The process to open privately operated cannabis retail stores in Greater Sudbury continued to move forward this week, with one of the applicants, Saturninus Partners, moving into the eligibility phase of Alcohol and Gaming Commission of Ontario review process, and another, Anton Lucic, nearing the end of a public notice period.
Saturninus and Lucic were recently named as winners for the North Region in the AGCO’s Expression of Interest Application Lottery. The commission has targeted April 1 of this year as an opening date.
High Tide Inc., an Alberta-based cannabis corporation working with two Ontario stores – one in the North Region, located in Sudbury, and another in the West Region, specifically Hamilton, announced on Tuesday that both applicants were proceeding to the eligibility phase.
The Sudbury store, confirmed by High Tide chief strategy officer and senior vice-president of capital markets Nick Kuzyk to be Saturninus, will be assessed for current and ongoing compliance with the Cannabis License Act, 2018 and its regulation, with subsequent stages involving operator licensing and store authorization.
Kuzyk said a location for the store has been leased, but will not be shared until posted online by AGCO, “out of respect for their process.”
“With High Tide’s assistance, this great news enables the winners to continue working toward opening their stores in view of the AGCO’s target date of April 1, 2019,” added Raj Grover, president and CEO of High Tide, in a press release. “The Hamilton Store is expected to serve a large population surrounding the west end of Lake Ontario, while the Sudbury Store is also expected to serve an expanded geographic area based on its strategic location. We are very excited to help the winners offer customers an approachable yet responsible retail experience.”
A proposed location has been revealed for the other North Region store, also in Sudbury. Highlife, to be operated by Lucic, is located at 1299 Marcus Dr., in a strip mall space formerly occupied by a Town Shoes clearance outlet.
Lucic’s application is nearing the end of the public input phase. Residents of Greater Sudbury have until midnight March 6 to submit a comment at www.agco.ca concerning the proposed store location.
The registrar at the AGCO will consider written submissions as to why the proposed store is not in the public interest, as set out in the regulation made under the Cannabis Licence Act, explained Raymond Kahnert, AGCO senior communications advisor. Matters of public interest that can be considered by the registrar include protecting public health and safety, protecting youth and restricting their access to cannabis, and preventing illicit activities in relation to cannabis.

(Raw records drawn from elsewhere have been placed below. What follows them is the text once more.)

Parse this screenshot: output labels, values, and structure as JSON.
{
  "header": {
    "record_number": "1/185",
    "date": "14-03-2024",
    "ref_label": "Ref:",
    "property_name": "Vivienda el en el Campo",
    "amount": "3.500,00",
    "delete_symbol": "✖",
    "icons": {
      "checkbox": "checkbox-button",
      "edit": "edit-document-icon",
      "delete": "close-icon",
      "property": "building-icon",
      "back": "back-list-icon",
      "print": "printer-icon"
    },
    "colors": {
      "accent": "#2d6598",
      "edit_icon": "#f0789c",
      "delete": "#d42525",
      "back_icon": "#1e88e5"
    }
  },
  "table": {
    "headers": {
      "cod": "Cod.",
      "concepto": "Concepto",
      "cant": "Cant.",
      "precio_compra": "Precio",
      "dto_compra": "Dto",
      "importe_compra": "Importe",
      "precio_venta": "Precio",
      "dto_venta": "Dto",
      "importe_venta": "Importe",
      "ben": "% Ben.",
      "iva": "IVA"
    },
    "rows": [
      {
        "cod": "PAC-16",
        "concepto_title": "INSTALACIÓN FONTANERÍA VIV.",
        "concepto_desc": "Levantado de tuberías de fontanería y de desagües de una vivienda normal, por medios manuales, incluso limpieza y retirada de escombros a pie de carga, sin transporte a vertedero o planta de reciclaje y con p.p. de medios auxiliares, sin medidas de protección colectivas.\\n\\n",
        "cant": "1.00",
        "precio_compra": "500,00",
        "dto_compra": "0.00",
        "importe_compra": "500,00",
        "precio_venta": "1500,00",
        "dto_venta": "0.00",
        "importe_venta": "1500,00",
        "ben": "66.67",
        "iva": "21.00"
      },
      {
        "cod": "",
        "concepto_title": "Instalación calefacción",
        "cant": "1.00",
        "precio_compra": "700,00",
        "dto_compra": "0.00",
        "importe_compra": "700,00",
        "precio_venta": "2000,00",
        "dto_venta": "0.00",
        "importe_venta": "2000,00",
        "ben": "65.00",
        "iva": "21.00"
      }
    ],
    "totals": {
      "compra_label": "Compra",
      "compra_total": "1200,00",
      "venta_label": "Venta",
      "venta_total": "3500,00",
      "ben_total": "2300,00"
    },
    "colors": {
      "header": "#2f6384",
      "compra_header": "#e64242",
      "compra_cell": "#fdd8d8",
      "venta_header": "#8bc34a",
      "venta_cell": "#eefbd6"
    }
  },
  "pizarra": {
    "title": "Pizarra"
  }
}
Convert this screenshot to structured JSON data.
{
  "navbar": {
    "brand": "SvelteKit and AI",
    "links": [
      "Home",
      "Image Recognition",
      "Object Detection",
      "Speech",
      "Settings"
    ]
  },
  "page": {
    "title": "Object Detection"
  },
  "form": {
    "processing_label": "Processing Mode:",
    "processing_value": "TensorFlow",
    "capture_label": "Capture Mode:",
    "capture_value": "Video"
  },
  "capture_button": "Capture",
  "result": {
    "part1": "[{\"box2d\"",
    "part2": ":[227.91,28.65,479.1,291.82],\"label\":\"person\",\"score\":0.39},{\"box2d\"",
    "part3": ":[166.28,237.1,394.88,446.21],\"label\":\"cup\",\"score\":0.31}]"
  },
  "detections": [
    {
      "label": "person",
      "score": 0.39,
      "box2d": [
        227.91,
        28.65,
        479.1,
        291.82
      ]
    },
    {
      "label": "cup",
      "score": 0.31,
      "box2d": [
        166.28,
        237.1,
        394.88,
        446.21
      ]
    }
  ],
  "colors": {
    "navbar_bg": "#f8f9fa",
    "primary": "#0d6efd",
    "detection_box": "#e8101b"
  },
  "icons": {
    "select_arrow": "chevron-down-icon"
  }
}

The applicant then has five days to respond to registrar, who will then issue a decision on that location. Once the public notice period ends, the names of applicants will drop off the online list. The commission has created a new status page, www.agco.ca/status-current-cannabis-retail-store-applications, where information is to be updated regularly.
There are other steps before doors open, Kahnert said.
Ontario is the second-last province or territory to welcome bricks-and-mortar cannabis stores. Nunavut doesn’t have stores yet, either.
Marijuana is currently sold online at the government-run Ontario Cannabis Store, but policy changes by the Conservative government delayed the actual storefronts. Just 25 licences are being granted in the province initially, distributed among five regions: Toronto, Greater Toronto, Western Ontario, Eastern Ontario and Northern Ontario. The number is being temporarily restricted because of a shortage of marijuana for the recreational market.
Shopping at a cannabis store will not be like strolling into either a clothing boutique or the LCBO, as what cannabis stores can sell and how they can sell it are heavily regulated.
There’s no browsing among aisles of merchandise, for instance, and products must be kept out of the reach of customers until they are purchased.
Stores can sell fresh or dried flower, pre-rolled joints, cannabis oil, capsules filled with oil, seeds and plants. The only other things allowed for sale are the accessories used to grind, roll, smoke or store weed.
Edible cannabis products such as baked goods and drinks, concentrates such as the substance used in vape pens, and topical products such as creams will be available later. The federal government must finalize regulations for those products by October 2019, but there may be a lag before they land on store shelves.
Advertising that promotes pot is not allowed. Shoppers will be captured on high-definition video, for security purposes.
Owners will have to design stores and build brands within those constraints.
For more information, visit www.agco.ca.